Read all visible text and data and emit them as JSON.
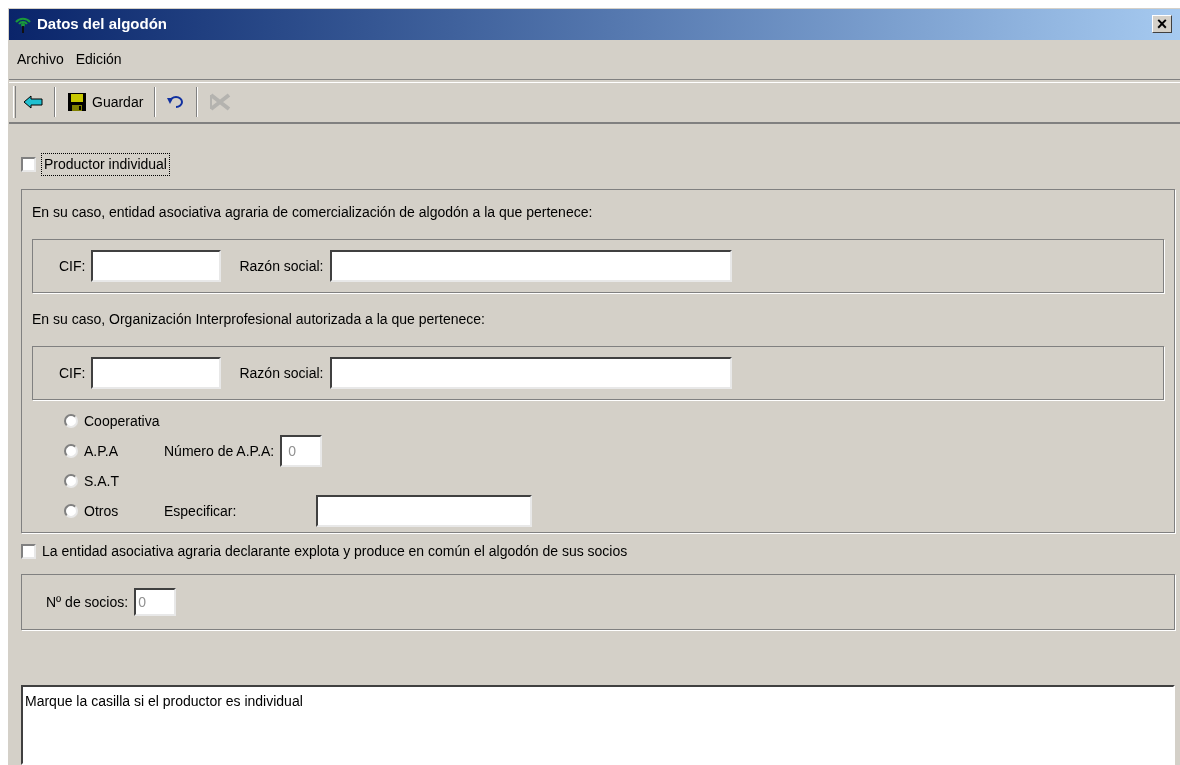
{
  "window": {
    "title": "Datos del algodón",
    "close": "×"
  },
  "menu": [
    "Archivo",
    "Edición"
  ],
  "toolbar": [
    {
      "kind": "back",
      "disabled": false
    },
    {
      "kind": "save",
      "label": "Guardar",
      "disabled": false
    },
    {
      "kind": "undo",
      "disabled": false
    },
    {
      "kind": "delete",
      "disabled": true
    }
  ],
  "individual": {
    "label": "Productor individual",
    "checked": false,
    "focused": true
  },
  "entity_section": {
    "title": "En su caso, entidad asociativa agraria de comercialización de algodón a la que pertenece:",
    "cif_label": "CIF:",
    "name_label": "Razón social:"
  },
  "org_section": {
    "title": "En su caso, Organización Interprofesional autorizada a la que pertenece:",
    "cif_label": "CIF:",
    "name_label": "Razón social:"
  },
  "types": [
    {
      "label": "Cooperativa",
      "selected": false
    },
    {
      "label": "A.P.A",
      "selected": false,
      "field_label": "Número de A.P.A:",
      "field_value": "0"
    },
    {
      "label": "S.A.T",
      "selected": false
    },
    {
      "label": "Otros",
      "selected": false,
      "field_label": "Especificar:"
    }
  ],
  "common": {
    "label": "La entidad asociativa agraria declarante explota y produce en común el algodón de sus socios",
    "checked": false
  },
  "members": {
    "label": "Nº de socios:",
    "value": "0"
  },
  "help": "Marque la casilla si el productor es individual"
}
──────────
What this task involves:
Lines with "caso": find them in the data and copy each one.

Written response:
    "title": "En su caso, entidad asociativa agraria de comercialización de algodón a la que pertenece:",
    "title": "En su caso, Organización Interprofesional autorizada a la que pertenece:",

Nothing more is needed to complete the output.